1. A feeding-bottle teat assembly comprising:
- a dome-shaped portion;
- a fixing portion at a base of said dome-shaped portion;
- a perforated sucking end-piece connected to and extending from said dome-shaped portion proximate a junction zone opposed to said fixing portion; and
- means for fixing said fixing portion to a neck of a bottle,
- wherein said junction zone between said sucking end-piece and said dome-shaped portion is provided with at least one slit, said means for fixing said fixing portion to a neck of a bottle comprises a nut for clamping a flange of said fixing portion against an end of said bottle neck which nut includes a rigid dome provided with a central opening through which said sucking end-piece is received, said junction zone is provided with said slit being pressed against said rigid dome, and at least one opening is formed in the rigid dome.

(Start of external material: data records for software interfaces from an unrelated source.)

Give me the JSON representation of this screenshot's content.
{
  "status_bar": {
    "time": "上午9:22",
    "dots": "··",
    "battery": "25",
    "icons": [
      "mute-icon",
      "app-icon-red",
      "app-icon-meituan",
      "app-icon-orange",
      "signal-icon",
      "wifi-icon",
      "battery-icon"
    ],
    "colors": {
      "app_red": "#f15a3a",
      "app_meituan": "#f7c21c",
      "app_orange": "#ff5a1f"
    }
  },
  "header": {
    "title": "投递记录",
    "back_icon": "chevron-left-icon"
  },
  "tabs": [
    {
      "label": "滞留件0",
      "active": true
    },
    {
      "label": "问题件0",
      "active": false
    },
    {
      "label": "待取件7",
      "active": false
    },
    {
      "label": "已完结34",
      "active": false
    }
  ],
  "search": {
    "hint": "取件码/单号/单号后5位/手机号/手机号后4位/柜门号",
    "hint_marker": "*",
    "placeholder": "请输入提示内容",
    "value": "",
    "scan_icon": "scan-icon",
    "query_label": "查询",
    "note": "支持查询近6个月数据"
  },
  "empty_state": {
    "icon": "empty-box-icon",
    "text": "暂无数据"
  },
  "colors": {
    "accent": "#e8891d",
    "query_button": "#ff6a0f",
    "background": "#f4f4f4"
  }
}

2. A teat according to claim 1, wherein said junction zone is of reduced thickness.
3. A feeding bottle teat, comprising:
- an outer wall defining an inside volume and having a dome-shaped portion with a base provided with a fixing flange and a perforated end-piece connected to said dome-shaped portion by a transition zone and extending therefrom opposed to said fixing flange; and
- a partial inner wall shaped as an inner liner of said dome-shaped portion and defining in said inside volume with said dome-shaped portion an annular chamber closed at the base of said dome-shaped portion and open to said inside volume proximate to said transition zone, at least one orifice being provided in said dome-shaped portion near the base thereof for connecting said annular chamber to the atmosphere.
4. A teat according to claim 3, wherein said inner liner is dome shaped, has a base provided with a fixing flange and has an opening opposed to said base, at least said opening of said inner liner being flexible and bearing against said dome-shaped portion of said outer wall.
5. A teat according to claim 4, wherein said inner wall tapers towards said opening ( 18 ).
|2661001||December 1953||Alstadt et al.|
|4586621||May 6, 1986||Dahan|
|5101991||April 7, 1992||Morifuji et al.|
|5747083||May 5, 1998||Raymond et al.|
|5860541||January 19, 1999||McIntyre et al.|
Filed: Mar 25, 1997
Date of Patent: Jan 23, 2001
Inventors: Serge Glories (11570 Cazilhac), Jean-Baptiste Drevet (75005 Paris)
Primary Examiner: Gary E. Elkins
Assistant Examiner: Tri M. Mai
Attorney, Agent or Law Firms: Nixon Peabody LLP, Stuart J. Friedman
Application Number: 08/823,542